During a recent interview with Bloomberg, Apple co-founder Steve Wozniak, unquestionably the brains behind Apple's early designs, poured a bit of cold water on the heralded story of Apple's garage beginnings.
The garage is a bit of a myth. We did no designs there, no breadboarding, no prototyping, no planning of products. We did no manufacturing there. The garage didn't serve much purpose, except it was something for us to feel was our home. We had no money. You have to work out of your home when you have no money.
If that's the case, then where was work on the Apple I done? Well, according to Woz, much of it was done during his time at Hewlett Packard.

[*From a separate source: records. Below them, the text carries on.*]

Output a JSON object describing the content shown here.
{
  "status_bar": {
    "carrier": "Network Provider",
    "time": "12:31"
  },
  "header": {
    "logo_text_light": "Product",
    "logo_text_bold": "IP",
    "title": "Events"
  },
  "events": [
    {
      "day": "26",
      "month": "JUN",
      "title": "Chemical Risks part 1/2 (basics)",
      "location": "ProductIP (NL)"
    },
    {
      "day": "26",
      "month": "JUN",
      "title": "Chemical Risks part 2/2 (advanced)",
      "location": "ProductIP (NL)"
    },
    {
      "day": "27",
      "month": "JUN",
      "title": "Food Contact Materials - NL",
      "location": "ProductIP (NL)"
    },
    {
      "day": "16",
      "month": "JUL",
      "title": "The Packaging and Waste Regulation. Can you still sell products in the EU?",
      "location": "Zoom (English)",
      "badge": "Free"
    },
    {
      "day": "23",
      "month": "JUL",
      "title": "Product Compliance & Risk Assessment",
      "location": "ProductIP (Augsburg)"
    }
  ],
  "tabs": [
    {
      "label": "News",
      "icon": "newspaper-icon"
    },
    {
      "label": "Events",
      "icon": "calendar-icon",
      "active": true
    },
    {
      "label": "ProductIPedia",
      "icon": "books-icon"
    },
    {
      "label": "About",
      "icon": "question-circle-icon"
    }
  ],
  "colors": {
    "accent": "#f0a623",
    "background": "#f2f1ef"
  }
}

The work was being done—soldering things together, putting the chips together, designing them, drawing them on drafting tables—at my cubicle at Hewlett-Packard in Cupertino. That was an incredible time. It let me do a lot of side projects, and it was five years to the summer of ’75, when I built the Apple computer, the first one. The next summer I built the Apple II computer.